Following the rules of origin is very conducive to the export of processed goods previously imported from raw material importing countries such as China and South Korea to markets such as Japan, South Korea, Australia and New Zealand. Due to the supply and demand factors, They are all participating countries in the agreement and have a large demand for Vietnamese export goods. Tariff reciprocity will help promote exports to the above-mentioned markets and enhance product competitiveness.
3 Impact on the textile industry
RCEP has created a new supply chain system and certificate of origin rules, which will provide Vietnam with opportunities to expand and stabilize its export market. With great convenience, coupled with a good investment environment and labor dividends, the textile industry, as one of Vietnam’s pillar industries, will surely usher in huge business opportunities. The scale of spinning will continue to expand and attract more foreign investment; higher requirements will be placed on yarn quality and equipment upgrading will be accelerated to comply with market trends; printing, dyeing and weaving, as industry bottlenecks, will also receive more attention. Therefore, textile machinery will usher in a favorable situation. In recent years, it has absorbed a lot of foreign capital transfers, especially in the garment industry, which further reflects Vietnam’s labor force advantage, and the demand for fabrics will also increase accordingly. However, due to insufficient supply and supporting facilities, the local industrial chain is still in the early stages of development and will still rely on imported raw materials for a certain period of time.
China Textile External Company exports multi-warehouse cotton blending machine to Nam Dinh, Vietnam

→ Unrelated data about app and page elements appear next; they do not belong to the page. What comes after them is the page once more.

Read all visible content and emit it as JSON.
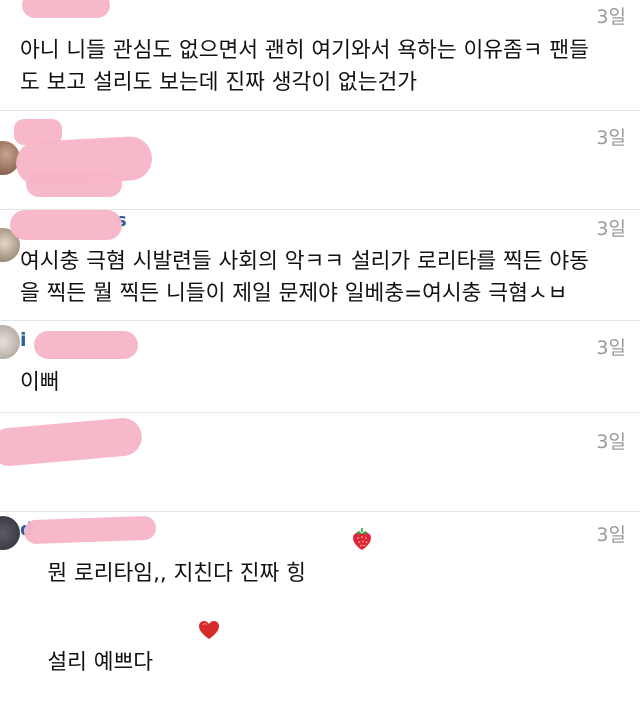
{
  "comments": [
    {
      "timestamp": "3일",
      "text": "아니 니들 관심도 없으면서 괜히 여기와서 욕하는 이유좀ㅋ 팬들\n도 보고 설리도 보는데 진짜 생각이 없는건가"
    },
    {
      "timestamp": "3일",
      "text": ""
    },
    {
      "timestamp": "3일",
      "text": "여시충 극혐 시발련들 사회의 악ㅋㅋ 설리가 로리타를 찍든 야동\n을 찍든 뭘 찍든 니들이 제일 문제야 일베충=여시충 극혐ㅅㅂ"
    },
    {
      "timestamp": "3일",
      "text": "이뻐"
    },
    {
      "timestamp": "3일",
      "text": "뭔 로리타임,, 지친다 진짜 힝",
      "emoji": "strawberry-icon"
    },
    {
      "timestamp": "3일",
      "text": "설리 예쁘다",
      "emoji": "heart-icon"
    }
  ],
  "colors": {
    "username": "#2b5f9e",
    "redaction": "#f7b6c8",
    "timestamp": "#9a9a9a",
    "divider": "#e4e4e6",
    "heart": "#d62b2b",
    "strawberry": "#e0243a"
  }
}
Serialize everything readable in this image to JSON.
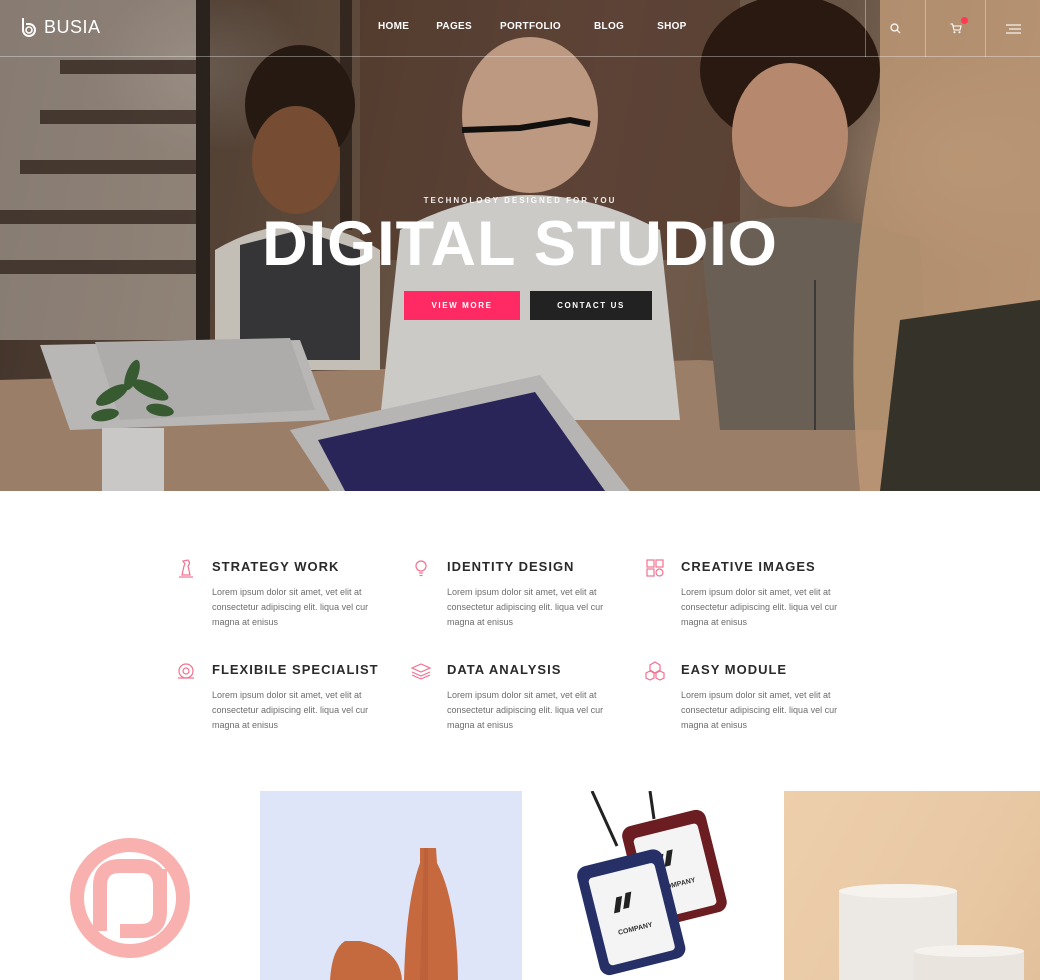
{
  "brand": {
    "name": "BUSIA"
  },
  "nav": {
    "items": [
      {
        "label": "HOME"
      },
      {
        "label": "PAGES"
      },
      {
        "label": "PORTFOLIO"
      },
      {
        "label": "BLOG"
      },
      {
        "label": "SHOP"
      }
    ],
    "icons": [
      "search-icon",
      "cart-icon",
      "menu-icon"
    ]
  },
  "hero": {
    "tagline": "TECHNOLOGY DESIGNED FOR YOU",
    "headline": "DIGITAL STUDIO",
    "primary_button": "VIEW MORE",
    "secondary_button": "CONTACT US"
  },
  "features": [
    {
      "icon": "chess-piece-icon",
      "title": "STRATEGY WORK",
      "text": "Lorem ipsum dolor sit amet, vet elit at consectetur adipiscing elit. liqua vel cur magna at enisus"
    },
    {
      "icon": "lightbulb-icon",
      "title": "IDENTITY DESIGN",
      "text": "Lorem ipsum dolor sit amet, vet elit at consectetur adipiscing elit. liqua vel cur magna at enisus"
    },
    {
      "icon": "puzzle-icon",
      "title": "CREATIVE IMAGES",
      "text": "Lorem ipsum dolor sit amet, vet elit at consectetur adipiscing elit. liqua vel cur magna at enisus"
    },
    {
      "icon": "target-icon",
      "title": "FLEXIBILE SPECIALIST",
      "text": "Lorem ipsum dolor sit amet, vet elit at consectetur adipiscing elit. liqua vel cur magna at enisus"
    },
    {
      "icon": "layers-icon",
      "title": "DATA ANALYSIS",
      "text": "Lorem ipsum dolor sit amet, vet elit at consectetur adipiscing elit. liqua vel cur magna at enisus"
    },
    {
      "icon": "cubes-icon",
      "title": "EASY MODULE",
      "text": "Lorem ipsum dolor sit amet, vet elit at consectetur adipiscing elit. liqua vel cur magna at enisus"
    }
  ],
  "portfolio": {
    "badge_text": "COMPANY"
  },
  "colors": {
    "accent": "#ff2a64",
    "dark": "#222222",
    "icon_pink": "#f3708f"
  }
}
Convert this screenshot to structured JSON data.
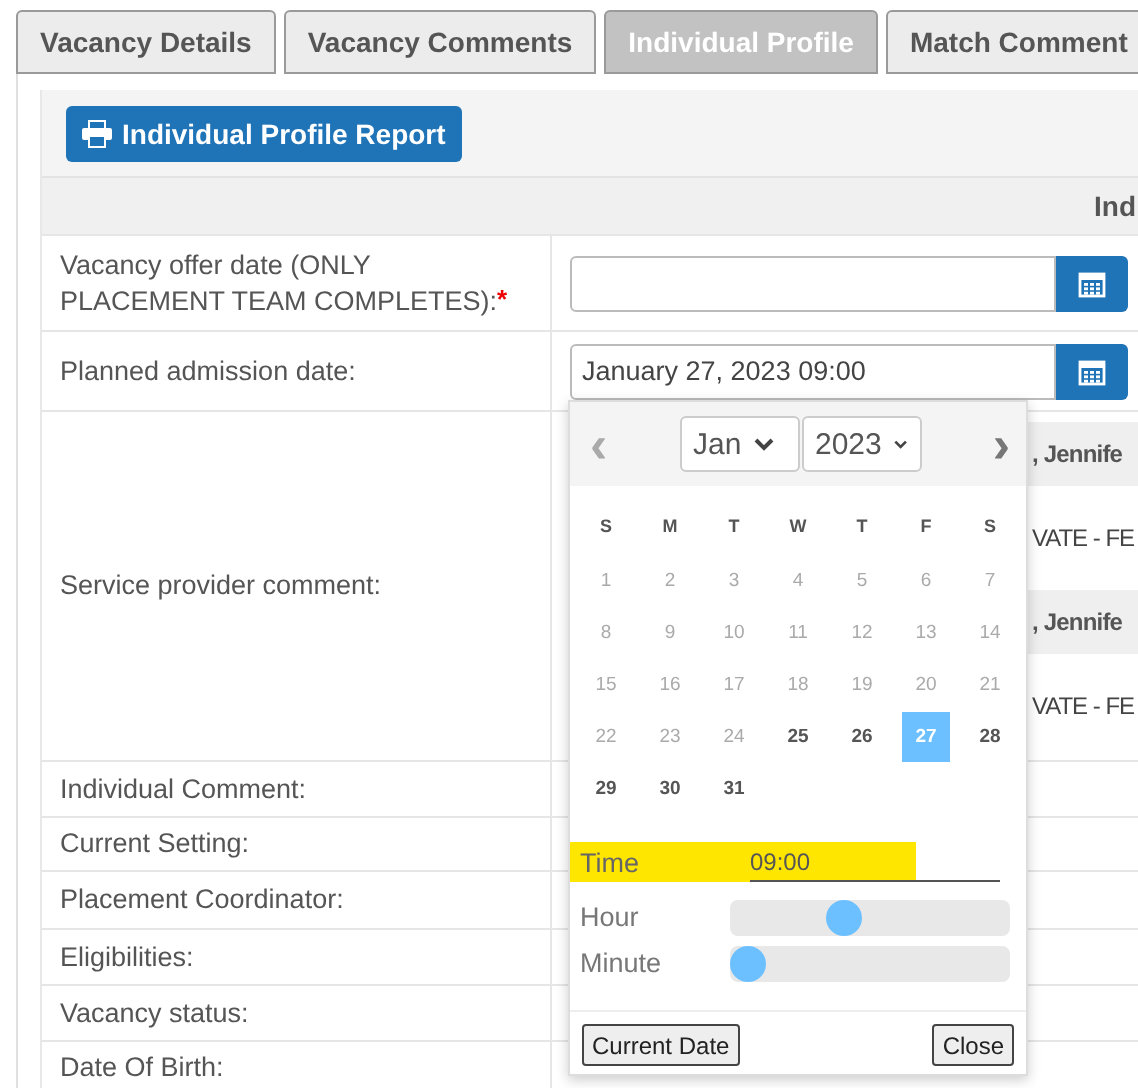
{
  "tabs": [
    {
      "label": "Vacancy Details",
      "selected": false
    },
    {
      "label": "Vacancy Comments",
      "selected": false
    },
    {
      "label": "Individual Profile",
      "selected": true
    },
    {
      "label": "Match Comment",
      "selected": false
    }
  ],
  "report_button": {
    "label": "Individual Profile Report"
  },
  "table": {
    "header": "Ind",
    "required_mark": "*",
    "rows": [
      {
        "label": "Vacancy offer date (ONLY PLACEMENT TEAM COMPLETES):",
        "required": true,
        "kind": "date",
        "value": ""
      },
      {
        "label": "Planned admission date:",
        "required": false,
        "kind": "date",
        "value": "January 27, 2023 09:00"
      },
      {
        "label": "Service provider comment:",
        "required": false,
        "kind": "comments",
        "comments": [
          {
            "author": ", Jennife",
            "text": "VATE - FE"
          },
          {
            "author": ", Jennife",
            "text": "VATE - FE"
          }
        ]
      },
      {
        "label": "Individual Comment:",
        "required": false,
        "kind": "plain"
      },
      {
        "label": "Current Setting:",
        "required": false,
        "kind": "plain"
      },
      {
        "label": "Placement Coordinator:",
        "required": false,
        "kind": "plain"
      },
      {
        "label": "Eligibilities:",
        "required": false,
        "kind": "plain"
      },
      {
        "label": "Vacancy status:",
        "required": false,
        "kind": "plain"
      },
      {
        "label": "Date Of Birth:",
        "required": false,
        "kind": "plain"
      }
    ]
  },
  "datepicker": {
    "prev": "‹",
    "next": "›",
    "month": "Jan",
    "year": "2023",
    "weekdays": [
      "S",
      "M",
      "T",
      "W",
      "T",
      "F",
      "S"
    ],
    "weeks": [
      [
        {
          "day": "1",
          "disabled": true,
          "selected": false
        },
        {
          "day": "2",
          "disabled": true,
          "selected": false
        },
        {
          "day": "3",
          "disabled": true,
          "selected": false
        },
        {
          "day": "4",
          "disabled": true,
          "selected": false
        },
        {
          "day": "5",
          "disabled": true,
          "selected": false
        },
        {
          "day": "6",
          "disabled": true,
          "selected": false
        },
        {
          "day": "7",
          "disabled": true,
          "selected": false
        }
      ],
      [
        {
          "day": "8",
          "disabled": true,
          "selected": false
        },
        {
          "day": "9",
          "disabled": true,
          "selected": false
        },
        {
          "day": "10",
          "disabled": true,
          "selected": false
        },
        {
          "day": "11",
          "disabled": true,
          "selected": false
        },
        {
          "day": "12",
          "disabled": true,
          "selected": false
        },
        {
          "day": "13",
          "disabled": true,
          "selected": false
        },
        {
          "day": "14",
          "disabled": true,
          "selected": false
        }
      ],
      [
        {
          "day": "15",
          "disabled": true,
          "selected": false
        },
        {
          "day": "16",
          "disabled": true,
          "selected": false
        },
        {
          "day": "17",
          "disabled": true,
          "selected": false
        },
        {
          "day": "18",
          "disabled": true,
          "selected": false
        },
        {
          "day": "19",
          "disabled": true,
          "selected": false
        },
        {
          "day": "20",
          "disabled": true,
          "selected": false
        },
        {
          "day": "21",
          "disabled": true,
          "selected": false
        }
      ],
      [
        {
          "day": "22",
          "disabled": true,
          "selected": false
        },
        {
          "day": "23",
          "disabled": true,
          "selected": false
        },
        {
          "day": "24",
          "disabled": true,
          "selected": false
        },
        {
          "day": "25",
          "disabled": false,
          "selected": false
        },
        {
          "day": "26",
          "disabled": false,
          "selected": false
        },
        {
          "day": "27",
          "disabled": false,
          "selected": true
        },
        {
          "day": "28",
          "disabled": false,
          "selected": false
        }
      ],
      [
        {
          "day": "29",
          "disabled": false,
          "selected": false
        },
        {
          "day": "30",
          "disabled": false,
          "selected": false
        },
        {
          "day": "31",
          "disabled": false,
          "selected": false
        }
      ]
    ],
    "time_label": "Time",
    "time_value": "09:00",
    "sliders": [
      {
        "label": "Hour",
        "level": 0.39
      },
      {
        "label": "Minute",
        "level": 0
      }
    ],
    "current_button": "Current Date",
    "close_button": "Close"
  }
}
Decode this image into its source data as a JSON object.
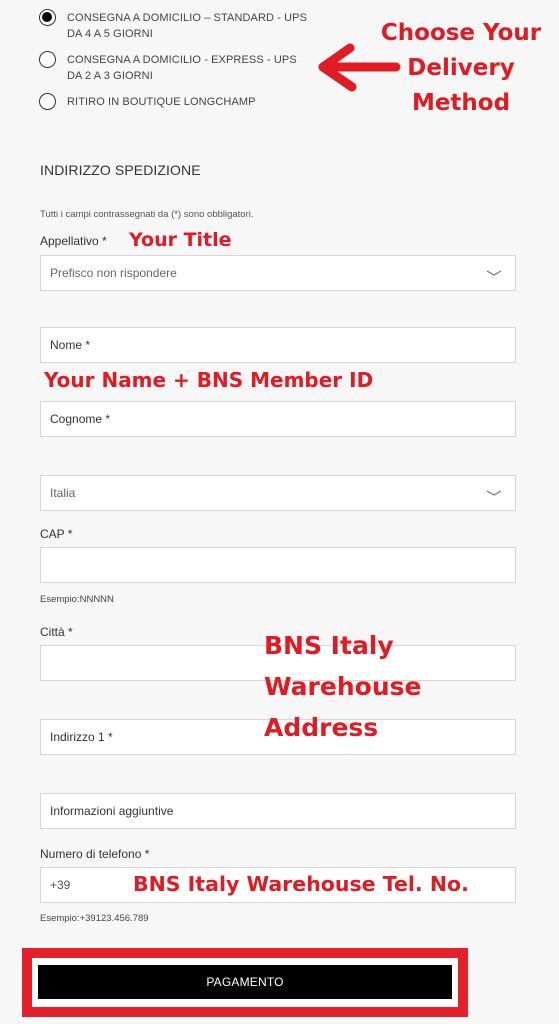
{
  "delivery": {
    "options": [
      {
        "line1": "CONSEGNA A DOMICILIO – STANDARD - UPS",
        "line2": "DA 4 A 5 GIORNI",
        "selected": true
      },
      {
        "line1": "CONSEGNA A DOMICILIO - EXPRESS - UPS",
        "line2": "DA 2 A 3 GIORNI",
        "selected": false
      },
      {
        "line1": "RITIRO IN BOUTIQUE LONGCHAMP",
        "line2": "",
        "selected": false
      }
    ]
  },
  "shipping": {
    "title": "INDIRIZZO SPEDIZIONE",
    "required_note": "Tutti i campi contrassegnati da (*) sono obbligatori.",
    "title_field": {
      "label": "Appellativo *",
      "value": "Prefisco non rispondere"
    },
    "first_name": {
      "placeholder": "Nome *"
    },
    "last_name": {
      "placeholder": "Cognome *"
    },
    "country": {
      "value": "Italia"
    },
    "postcode": {
      "label": "CAP *",
      "value": "",
      "hint": "Esempio:NNNNN"
    },
    "city": {
      "label": "Città *",
      "value": ""
    },
    "address1": {
      "placeholder": "Indirizzo 1 *"
    },
    "address2": {
      "placeholder": "Informazioni aggiuntive"
    },
    "phone": {
      "label": "Numero di telefono *",
      "prefix": "+39",
      "hint": "Esempio:+39123.456.789"
    },
    "submit_label": "PAGAMENTO"
  },
  "annotations": {
    "delivery_line1": "Choose Your",
    "delivery_line2": "Delivery",
    "delivery_line3": "Method",
    "title": "Your Title",
    "name": "Your Name + BNS Member ID",
    "address_line1": "BNS Italy",
    "address_line2": "Warehouse",
    "address_line3": "Address",
    "phone": "BNS Italy Warehouse Tel. No.",
    "color": "#e01b24"
  }
}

In short, under the background of economic globalization, even though Facing many difficulties and challenges in its development process, Vietnam, as a booming emerging country, is facing a new era of development under an increasingly open market economy system, relying on huge labor dividends and hard-working pioneering spirit, and attaching great importance to rejuvenating the country through science and education and talent cultivation. Given the unprecedented opportunities of the times, it will surely become a shining pearl in Southeast Asia and even the world in the near future.